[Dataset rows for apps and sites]
┄┄┄┄┄┄┄┄┄┄┄┄┄┄┄┄┄┄┄┄
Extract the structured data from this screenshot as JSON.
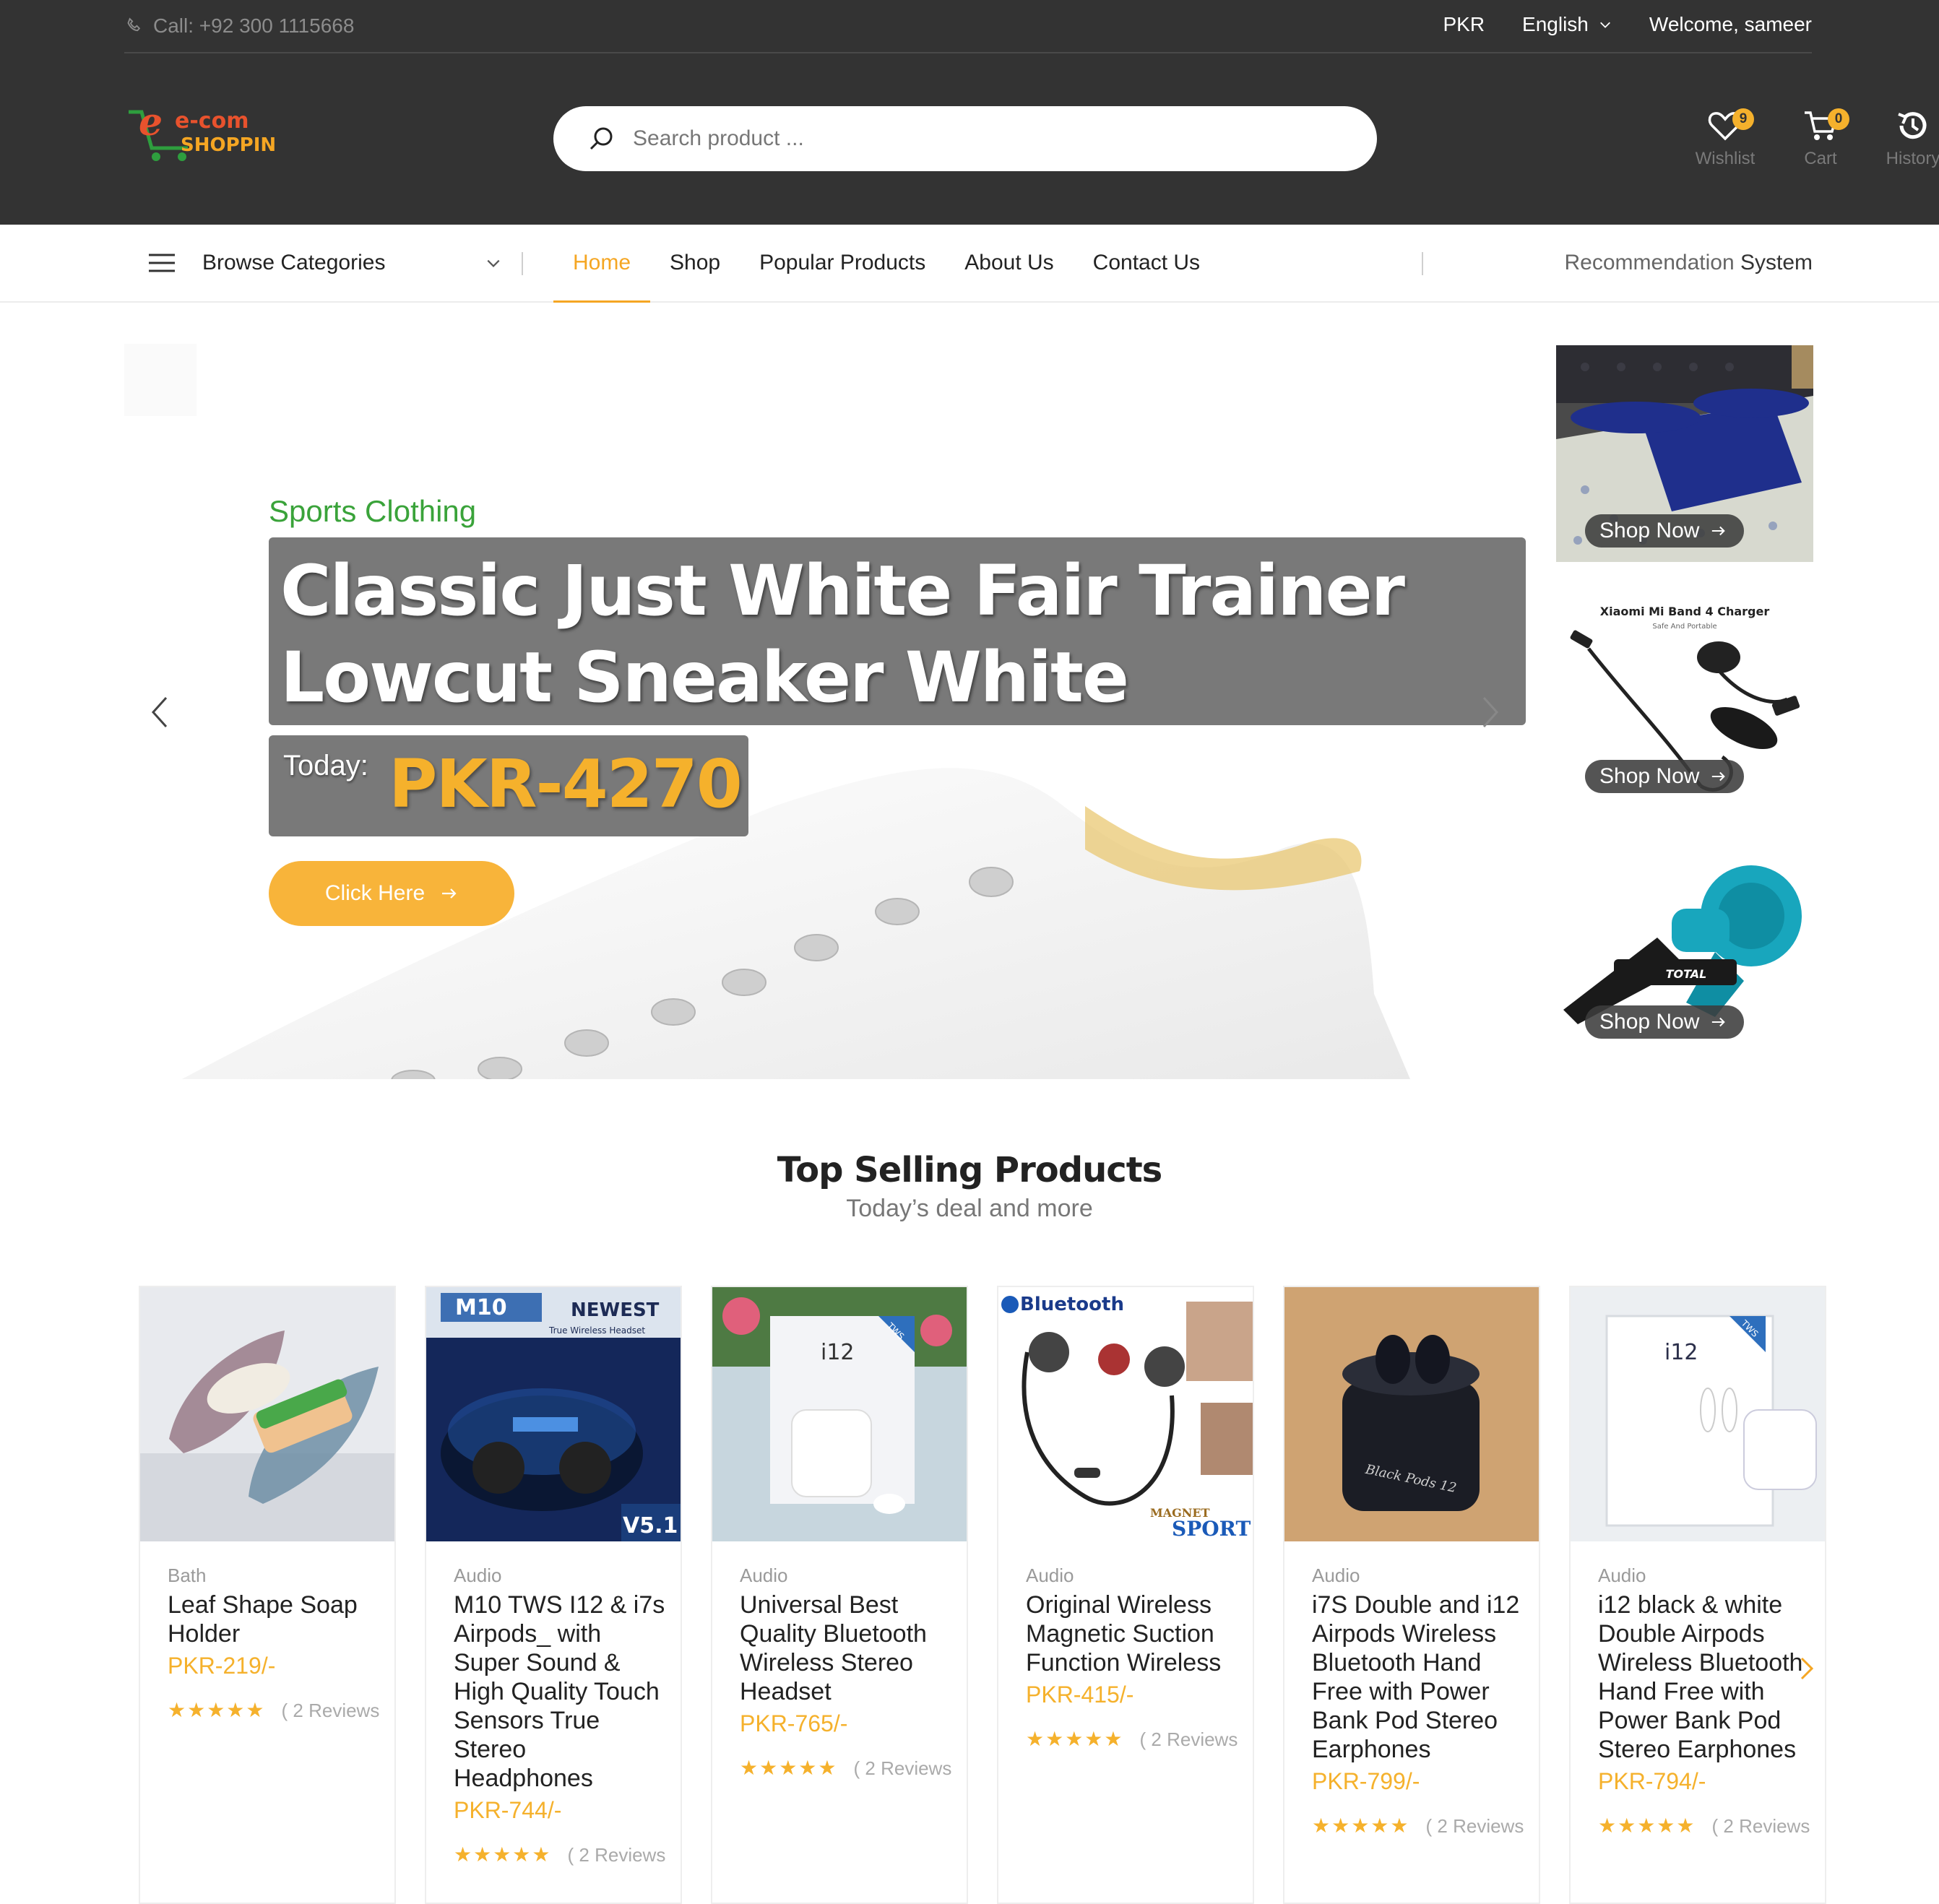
{
  "topbar": {
    "call": "Call: +92 300 1115668",
    "currency": "PKR",
    "language": "English",
    "welcome": "Welcome, sameer"
  },
  "logo": {
    "line1": "e-com",
    "line2": "SHOPPING"
  },
  "search": {
    "placeholder": "Search product ..."
  },
  "header_icons": {
    "wishlist": {
      "label": "Wishlist",
      "count": "9"
    },
    "cart": {
      "label": "Cart",
      "count": "0"
    },
    "history": {
      "label": "History"
    }
  },
  "nav": {
    "browse": "Browse Categories",
    "items": [
      "Home",
      "Shop",
      "Popular Products",
      "About Us",
      "Contact Us"
    ],
    "active": "Home",
    "recommendation_a": "Recommendation",
    "recommendation_b": "System"
  },
  "hero": {
    "tag": "Sports Clothing",
    "title": "Classic Just White Fair Trainer Lowcut Sneaker White",
    "today": "Today:",
    "price": "PKR-4270",
    "cta": "Click Here"
  },
  "side_banners": {
    "shop_now": "Shop Now",
    "charger_title": "Xiaomi Mi Band 4 Charger",
    "charger_sub": "Safe And Portable",
    "blower_brand": "TOTAL"
  },
  "section": {
    "title": "Top Selling Products",
    "subtitle": "Today’s deal and more"
  },
  "products": [
    {
      "category": "Bath",
      "name": "Leaf Shape Soap Holder",
      "price": "PKR-219/-",
      "stars": "★★★★★",
      "reviews": "( 2 Reviews"
    },
    {
      "category": "Audio",
      "name": "M10 TWS I12 & i7s Airpods_ with Super Sound & High Quality Touch Sensors True Stereo Headphones",
      "price": "PKR-744/-",
      "stars": "★★★★★",
      "reviews": "( 2 Reviews",
      "img_text_a": "M10",
      "img_text_b": "NEWEST",
      "img_text_c": "True Wireless Headset",
      "img_text_d": "V5.1"
    },
    {
      "category": "Audio",
      "name": "Universal Best Quality Bluetooth Wireless Stereo Headset",
      "price": "PKR-765/-",
      "stars": "★★★★★",
      "reviews": "( 2 Reviews",
      "img_text_a": "i12",
      "img_text_b": "TWS"
    },
    {
      "category": "Audio",
      "name": "Original Wireless Magnetic Suction Function Wireless",
      "price": "PKR-415/-",
      "stars": "★★★★★",
      "reviews": "( 2 Reviews",
      "img_text_a": "Bluetooth",
      "img_text_b": "MAGNET",
      "img_text_c": "SPORT"
    },
    {
      "category": "Audio",
      "name": "i7S Double and i12 Airpods Wireless Bluetooth Hand Free with Power Bank Pod Stereo Earphones",
      "price": "PKR-799/-",
      "stars": "★★★★★",
      "reviews": "( 2 Reviews",
      "img_text_a": "Black Pods 12"
    },
    {
      "category": "Audio",
      "name": "i12 black & white Double Airpods Wireless Bluetooth Hand Free with Power Bank Pod Stereo Earphones",
      "price": "PKR-794/-",
      "stars": "★★★★★",
      "reviews": "( 2 Reviews",
      "img_text_a": "i12",
      "img_text_b": "TWS"
    }
  ],
  "colors": {
    "accent": "#f5b12c",
    "header_bg": "#333333",
    "green": "#3aa33a"
  }
}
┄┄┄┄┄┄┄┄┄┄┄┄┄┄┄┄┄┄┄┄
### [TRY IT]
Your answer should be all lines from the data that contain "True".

### [PROBLEM SOLUTION]
      "name": "M10 TWS I12 & i7s Airpods_ with Super Sound & High Quality Touch Sensors True Stereo Headphones",
      "img_text_c": "True Wireless Headset",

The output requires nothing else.